LOS ANGELES - The American Civil Liberties Union announced today that it will oppose the nomination of Judge Samuel A. Alito, Jr. to replace Justice Sandra Day O'Connor on the United States Supreme Court.
"At a time when our president has claimed unprecedented authority to spy on Americans and jail terrorism suspects indefinitely, America needs a Supreme Court justice who will uphold our precious civil liberties," said ACLU Executive Director Anthony D. Romero. "Unfortunately, Judge Alito's record shows a willingness to support government actions that abridge individual freedoms."
Throughout his career, Judge Alito has promoted an expansive view of executive authority and a limited view of the judicial role in curbing abuses of that authority. Two years ago, Justice O'Connor eloquently expressed what is at stake in these critical times when she wrote: "A state of war is not a blank check for the president when it comes to the rights of the nation's citizens."
Romero also noted that Judge Alito has written a series of troubling decisions on race, religion, and reproductive rights while sitting on the federal appeals court. These are precisely the issues in which Justice O'Connor often cast a critical swing vote on a closely divided Supreme Court.

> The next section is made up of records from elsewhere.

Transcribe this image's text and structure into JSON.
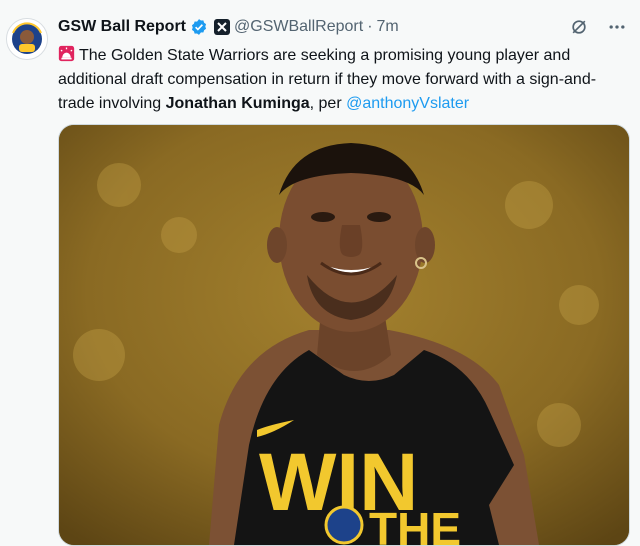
{
  "account": {
    "display_name": "GSW Ball Report",
    "handle": "@GSWBallReport",
    "separator": "·",
    "time": "7m",
    "avatar_text": "GSW BALL REPORT"
  },
  "tweet": {
    "text_part1": "The Golden State Warriors are seeking a promising young player and additional draft compensation in return if they move forward with a sign-and-trade involving ",
    "bold_name": "Jonathan Kuminga",
    "text_part2": ", per ",
    "mention": "@anthonyVslater"
  },
  "media": {
    "shirt_text_line1": "WIN",
    "shirt_text_line2": "THE"
  },
  "colors": {
    "accent": "#1d9bf0",
    "muted": "#536471",
    "background": "#f7f9f9"
  },
  "icons": [
    "siren-emoji",
    "verified-badge",
    "x-badge",
    "grok-icon",
    "more-icon"
  ]
}
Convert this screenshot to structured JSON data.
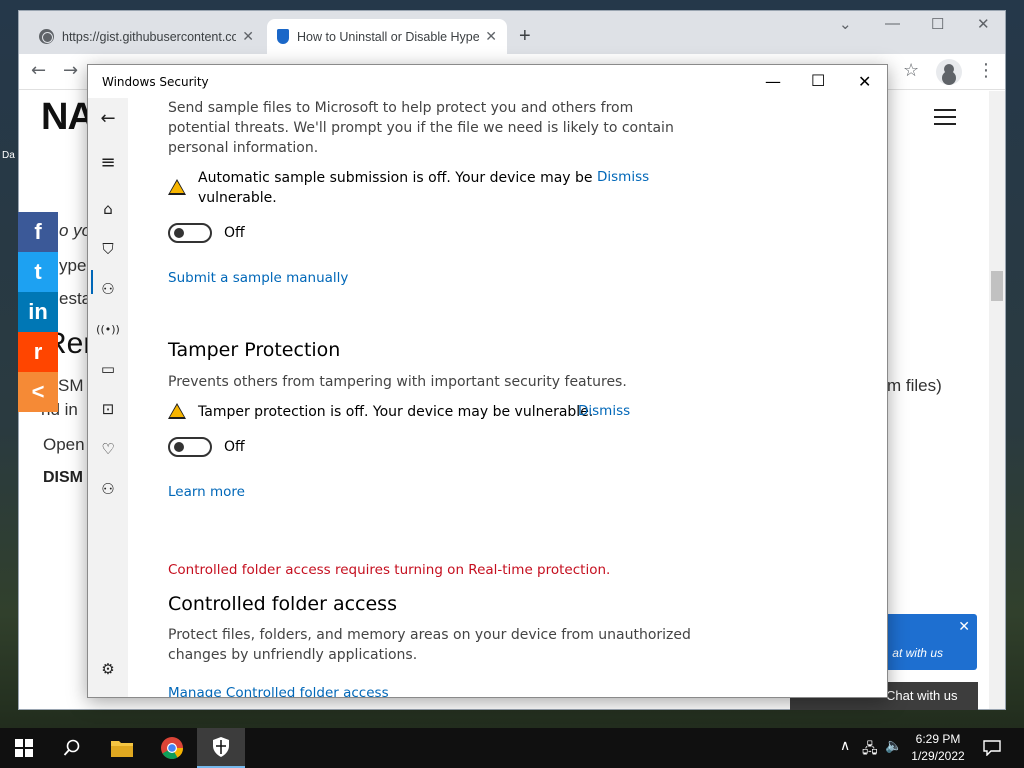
{
  "desktop": {
    "label": "Da"
  },
  "browser": {
    "tabs": [
      {
        "title": "https://gist.githubusercontent.com",
        "close": "✕"
      },
      {
        "title": "How to Uninstall or Disable Hype",
        "close": "✕"
      }
    ],
    "new_tab": "+",
    "window_controls": {
      "dropdown": "⌄",
      "minimize": "—",
      "maximize": "☐",
      "close": "✕"
    },
    "nav": {
      "back": "←",
      "forward": "→",
      "star": "☆",
      "menu": "⋮"
    },
    "page": {
      "logo": "NA",
      "fragments": [
        "o yo",
        "ype",
        "esta",
        "Ren",
        "DISM",
        "nd in",
        "Open",
        "DISM",
        "m files)"
      ],
      "share": [
        {
          "icon": "facebook-icon",
          "glyph": "f",
          "color": "#3b5998"
        },
        {
          "icon": "twitter-icon",
          "glyph": "t",
          "color": "#1da1f2"
        },
        {
          "icon": "linkedin-icon",
          "glyph": "in",
          "color": "#0077b5"
        },
        {
          "icon": "reddit-icon",
          "glyph": "r",
          "color": "#ff4500"
        },
        {
          "icon": "share-icon",
          "glyph": "<",
          "color": "#f58a36"
        }
      ],
      "chat_popup": {
        "close": "✕",
        "text": "at with us"
      },
      "chat_bar": {
        "text": "Chat with us"
      }
    }
  },
  "security": {
    "title": "Windows Security",
    "controls": {
      "minimize": "—",
      "maximize": "☐",
      "close": "✕"
    },
    "nav": {
      "back": "←",
      "menu": "≡",
      "home": "⌂",
      "shield": "⛉",
      "account": "⚇",
      "network": "((•))",
      "app": "▭",
      "device": "⊡",
      "health": "♡",
      "family": "⚇",
      "settings": "⚙"
    },
    "sample": {
      "description_line1": "Send sample files to Microsoft to help protect you and others from",
      "description_line2": "potential threats. We'll prompt you if the file we need is likely to contain",
      "description_line3": "personal information.",
      "warning_line1": "Automatic sample submission is off. Your device may be",
      "warning_line2": "vulnerable.",
      "dismiss": "Dismiss",
      "toggle_label": "Off",
      "submit_link": "Submit a sample manually"
    },
    "tamper": {
      "heading": "Tamper Protection",
      "description": "Prevents others from tampering with important security features.",
      "warning": "Tamper protection is off. Your device may be vulnerable.",
      "dismiss": "Dismiss",
      "toggle_label": "Off",
      "learn_more": "Learn more"
    },
    "cfa": {
      "error": "Controlled folder access requires turning on Real-time protection.",
      "heading": "Controlled folder access",
      "description_line1": "Protect files, folders, and memory areas on your device from unauthorized",
      "description_line2": "changes by unfriendly applications.",
      "manage_link": "Manage Controlled folder access"
    }
  },
  "taskbar": {
    "time": "6:29 PM",
    "date": "1/29/2022",
    "tray": {
      "chevron": "∧",
      "network": "🖧",
      "volume": "🔈"
    }
  }
}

"Issues like affirmative action, immigrants rights, gun violence and reproductive freedom are of vital importance to Californians and may very well wind up before the Supreme Court in the near future" said Ramona Ripston, executive director of the ACLU of Southern California. "Samuel Alito does not have a good record on these and other important issues. If appointed to the Court he could seriously damage the freedoms we have all come to expect."
The ACLU vote came after a special meeting of its 83-member national board this weekend, which has voted to oppose only two nominees in its 86-year history: Justice William Rehnquist (in his initial nomination to the Court) and former Solicitor General and law professor Robert Bork.
In December, the ACLU issued a 68-page report summarizing Judge Alito's record on civil liberties and civil rights. The ACLU sent the report along with a letter expressing "deep concern" to Senate Judiciary Committee Chairman Arlen Specter and ranking member Patrick Leahy, urging the committee to conduct a thorough review of Judge Alito's record.
The ACLU, founded in 1920, participates in more cases before the Supreme Court than anyone besides the U.S. government itself.